Home-country tennis star Naomi Osaka lit the Olympic cauldron Friday, signifying the opening of the delayed and controversial Tokyo Games.
Osaka was the final person to touch the torch, which has been traveling through Japan since March 25.
Olympic champions Nomura Tadahiro (judo) and Yoshida Saori (wrestling) carried the torch into Japan National Stadium near the end of the Opening Ceremony and passed it to Japanese baseball icons Hideki Matsui, Shigeo Nagashima and Sadaharu Oh. From there, a pair of first responders took the flame, and passed it to seven-time Paralympian and three-time gold medalist Wakako Tsuchida.
A group of Japanese students carried the torch before passing it off to Osaka, the four-time Grand Slam winner who is making her Olympic debut.

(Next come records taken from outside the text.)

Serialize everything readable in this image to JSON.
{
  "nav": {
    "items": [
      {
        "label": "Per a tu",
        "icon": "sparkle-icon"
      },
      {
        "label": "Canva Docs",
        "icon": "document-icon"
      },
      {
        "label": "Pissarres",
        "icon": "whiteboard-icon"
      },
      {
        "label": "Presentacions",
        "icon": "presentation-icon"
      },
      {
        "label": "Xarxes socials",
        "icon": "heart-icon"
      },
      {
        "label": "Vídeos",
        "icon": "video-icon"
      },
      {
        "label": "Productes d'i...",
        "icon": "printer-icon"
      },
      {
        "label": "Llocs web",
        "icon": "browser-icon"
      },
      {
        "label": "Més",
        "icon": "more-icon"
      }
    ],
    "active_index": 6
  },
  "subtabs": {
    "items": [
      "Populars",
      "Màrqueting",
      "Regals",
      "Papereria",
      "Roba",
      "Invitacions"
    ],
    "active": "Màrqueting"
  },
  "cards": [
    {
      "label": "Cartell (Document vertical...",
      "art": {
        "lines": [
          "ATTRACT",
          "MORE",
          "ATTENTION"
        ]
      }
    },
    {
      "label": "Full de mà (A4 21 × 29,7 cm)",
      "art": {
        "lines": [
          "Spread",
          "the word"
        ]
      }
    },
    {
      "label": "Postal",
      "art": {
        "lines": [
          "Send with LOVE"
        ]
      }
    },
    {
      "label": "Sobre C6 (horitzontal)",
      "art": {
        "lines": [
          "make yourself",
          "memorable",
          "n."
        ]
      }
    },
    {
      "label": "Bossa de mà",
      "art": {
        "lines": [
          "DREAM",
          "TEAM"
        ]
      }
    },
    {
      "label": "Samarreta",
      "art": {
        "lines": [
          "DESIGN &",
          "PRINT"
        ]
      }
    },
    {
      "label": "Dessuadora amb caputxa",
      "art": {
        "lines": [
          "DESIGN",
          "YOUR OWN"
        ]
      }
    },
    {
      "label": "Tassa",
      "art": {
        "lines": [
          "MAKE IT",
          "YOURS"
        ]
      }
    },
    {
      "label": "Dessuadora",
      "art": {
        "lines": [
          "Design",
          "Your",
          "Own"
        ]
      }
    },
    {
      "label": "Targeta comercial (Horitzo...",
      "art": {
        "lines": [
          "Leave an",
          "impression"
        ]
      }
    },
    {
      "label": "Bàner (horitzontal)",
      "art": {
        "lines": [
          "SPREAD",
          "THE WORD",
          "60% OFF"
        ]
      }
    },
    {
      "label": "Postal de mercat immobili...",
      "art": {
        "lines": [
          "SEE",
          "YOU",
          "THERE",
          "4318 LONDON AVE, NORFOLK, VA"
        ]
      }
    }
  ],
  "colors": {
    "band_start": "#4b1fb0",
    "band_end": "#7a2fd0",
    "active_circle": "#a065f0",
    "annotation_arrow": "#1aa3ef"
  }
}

The 23-year-old climbed the stage replicating Mt. Fuji to light the cauldron.
The torch lighting capped a subdued Opening Ceremony that took place against the backdrop of the COVID-19 pandemic, which delayed the 2020 Tokyo Olympics by one year. The virus is on the uptick in Tokyo, leaving most events to be contended before no spectators in empty venues designed to host thousands of international spectators.
As a result, the Opening Ceremony accommodated only about 950 VIP spectators and journalists. First lady Jill Biden was in attendance, leading the American delegation.
Osaka's role in the ceremony was significant, reserved for the most revered people and athletes in a nation. Gold medalists Muhammad Ali, Rafer Johnson and the 1980 Miracle on Ice team have held the honor in Olympics held on American soil, while Wayne Gretzky was called upon in 2010 in the Vancouver Winter Games.
As the spectacle went on inside the stadium, protestors took to the streets of Tokyo to protest the games being held amid surging cases of the coronavirus in Japan. They blamed the Tokyo 2020 planners and the International Olympic Committee for bringing delegations from across the globe into Japan, risking further spread.
On Thursday, Tokyo reported COVID-19 cases at the highest level since January.
--Field Level Media